WHAT THE TASK REQUIRES
Find the number of lines containing the string "have" in the data. Answer with the number by itself.

Dataset entries
::::::::

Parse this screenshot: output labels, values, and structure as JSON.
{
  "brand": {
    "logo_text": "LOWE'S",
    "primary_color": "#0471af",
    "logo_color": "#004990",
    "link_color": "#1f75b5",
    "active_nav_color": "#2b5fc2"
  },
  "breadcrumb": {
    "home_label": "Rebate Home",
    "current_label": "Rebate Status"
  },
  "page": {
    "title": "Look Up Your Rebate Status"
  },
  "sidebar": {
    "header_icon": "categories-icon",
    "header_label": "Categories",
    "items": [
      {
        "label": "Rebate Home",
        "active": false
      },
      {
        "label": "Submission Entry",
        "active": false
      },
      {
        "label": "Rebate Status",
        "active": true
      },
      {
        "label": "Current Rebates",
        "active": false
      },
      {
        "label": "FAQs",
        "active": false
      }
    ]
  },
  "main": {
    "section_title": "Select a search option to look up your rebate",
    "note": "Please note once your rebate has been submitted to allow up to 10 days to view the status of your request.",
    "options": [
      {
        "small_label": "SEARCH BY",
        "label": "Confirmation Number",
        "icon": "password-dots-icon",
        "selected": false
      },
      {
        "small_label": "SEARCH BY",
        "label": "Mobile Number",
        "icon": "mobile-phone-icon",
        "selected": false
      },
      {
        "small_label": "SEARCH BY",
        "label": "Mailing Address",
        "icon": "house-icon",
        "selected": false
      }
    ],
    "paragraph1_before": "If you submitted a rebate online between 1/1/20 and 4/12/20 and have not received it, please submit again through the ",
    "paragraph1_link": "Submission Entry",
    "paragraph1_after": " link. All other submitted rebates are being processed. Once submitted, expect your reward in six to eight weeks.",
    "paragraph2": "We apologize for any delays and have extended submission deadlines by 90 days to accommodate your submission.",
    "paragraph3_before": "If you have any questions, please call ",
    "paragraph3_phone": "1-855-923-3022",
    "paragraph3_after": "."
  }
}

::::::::

FINAL ANSWER
3